The Second International meeting of the Friends of Mary Ward, August 2017
On Monday, 07 August 2017, 120 Friends of Mary Ward gathered at York St John University in York, England, for the Second International meeting of the Friends of Mary Ward, the first having been held in Loyola, Spain in 2014.
Participants arrived from every continent and from twenty-five difference countries: Albania, Argentina, Austria, Australia, Brazil, Canada, Chile, Cuba, Germany, Hungary, India, Ireland, Kenya, Korea, Mauritius, Nepal, Peru, Romania, ‘Rome’, South, Africa, Spain, Tanzania,United Kingdom, USA, and Zimbabwe.
The total numbers should have been 125 but, unfortunately, not all the participants we were expecting from Cuba, East Africa, Nepal and Zimbabwe were granted visas, which was most disappointing for them, and for us.
We were delighted that both General Superiors, Srs Jane Livesey CJ and Noelle Corscadden IBVM were able to be present throughout the conference as well as three members from the generalate teams in Rome.
A steering committee from within the group of the Friends in the UK had been set up in 2015 to plan the meeting. Planning for this number, across both branches of Mary Ward’s family, was a challenge of logistics, but the hard work paid off. The steering committee felt it was important, especially for participants who had never been to Mary Ward country, or who might never come again, to visit those places in Yorkshire closely associated with Mary Ward’s life. Visits, especially those planned within a spiritual context provide an opportunity to understand Mary Ward better, through being able to hear, see, touch and smell the places associated with Mary Ward.
On the first afternoon, in the pouring rain (an important element in any visit to Mary Ward’s country), we visited the Minster where a special tour had been laid on around ‘the catholicity of York Minster’; from there it was on to the Bar Convent where we arrived soaking wet to a very warm welcome. After a guided tour of the new Living Heritage Centre, we celebrated out opening Mass, thanks to our competent liturgists, and then we all enjoyed a buffet supper with members of the Bar Convent community.
Next day, and subsequent afternoons, we visited Mulwith (where Mary Ward was born); Ripon Cathedral (where some of the Ward children were baptised); Ripley Castle (where Mary Ward stayed with her Ingleby cousins as a child – and where we met Mary Ward in person – see photo); Bishop Thornton Church (with its stained glass window of Mary Ward); Mount Grace (the little chapel on the hill where Mary Ward prayed, and Osbaldwick Church (where Mary Ward is buried, and where we were led in prayer by the Anglican Rector).

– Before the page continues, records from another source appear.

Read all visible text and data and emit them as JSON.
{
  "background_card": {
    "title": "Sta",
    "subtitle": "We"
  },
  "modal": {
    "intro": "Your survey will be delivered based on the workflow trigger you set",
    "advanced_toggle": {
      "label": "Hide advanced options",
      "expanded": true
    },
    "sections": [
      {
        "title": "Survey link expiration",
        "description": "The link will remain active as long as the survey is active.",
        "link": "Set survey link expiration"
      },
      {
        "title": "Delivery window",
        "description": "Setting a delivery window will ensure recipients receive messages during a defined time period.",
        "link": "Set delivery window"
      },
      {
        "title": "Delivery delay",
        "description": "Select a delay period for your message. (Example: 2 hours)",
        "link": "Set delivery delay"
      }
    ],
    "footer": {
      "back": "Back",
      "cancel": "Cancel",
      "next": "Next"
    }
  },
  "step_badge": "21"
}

There were small miracles along the way: the sun shone every subsequent day; we prayed at every stopping place as if on pilgrimage; Mary Ward met us in person; no one got lost, hurt, or was even late for the bus, and we had plenty of time for chatting, meeting new friends, and taking photographs and twittering.
Our three main keynote speakers were Sr Gemma Simmonds CJ (Heythrop College, University of London), Dr Elaine McDonald (Dublin City University), and Sr Imelda Poole IBVM (President of Religious and Co-workers in Europe Networking Against Trafficking and Exploitation RENATE).
On the last day Srs Jane and Noelle presented a joint appreciation of where Mary Ward’s Family is today (see more below), and Sr Liz Cotter (Vice-Postulator for the Cause of Mary Ward) gave us an informative account of her work on behalf of the whole Mary Ward family.
After the keynote addresses we had time for group discussions, sharing across national groupings, and deciding what and how we would take the experience of the week back home with us.
Copies of the talks (in English) can be found on this website in the ‘news’ section.
The title of the conference was: ‘Mary Ward, Prophetic Woman’. Guided and inspired by our excellent keynote speakers we were taken through ways in which Mary Ward was prophetic in her own times, which inspired one participant to share her description of Mary as ‘shockingly modern’. We touched on Mary’s ‘resilience’, on the ‘powerful networks’ she forged, on the ‘boundaries’ and ‘walls’ that cannot be allowed to stand in our way if we are to be authentic ‘bearers of a dangerous memory’.
In their joint reflection Srs Jane and Noelle focussed on the
encounter with Mary Ward we had experienced together; on the reality of our ‘oneness’ as the Family of Mary Ward, which we need to live out of rather than out of irrelevant categories of CJ or IBVM, religious or lay, by which we have traditionally identified ourselves; we were encouraged to ‘cherish God’s vocation in each other’ (to paraphrase Mary Ward’s words); and as family members to start looking up our ‘long lost relatives on the other side of Mary Ward’s family.
Where do we go next? That all depends on us, the 120 participants, to take the experience back, to talk about it, share it, but most of all to live out of our new reality as ‘one family’ who ‘bear a dangerous memory’.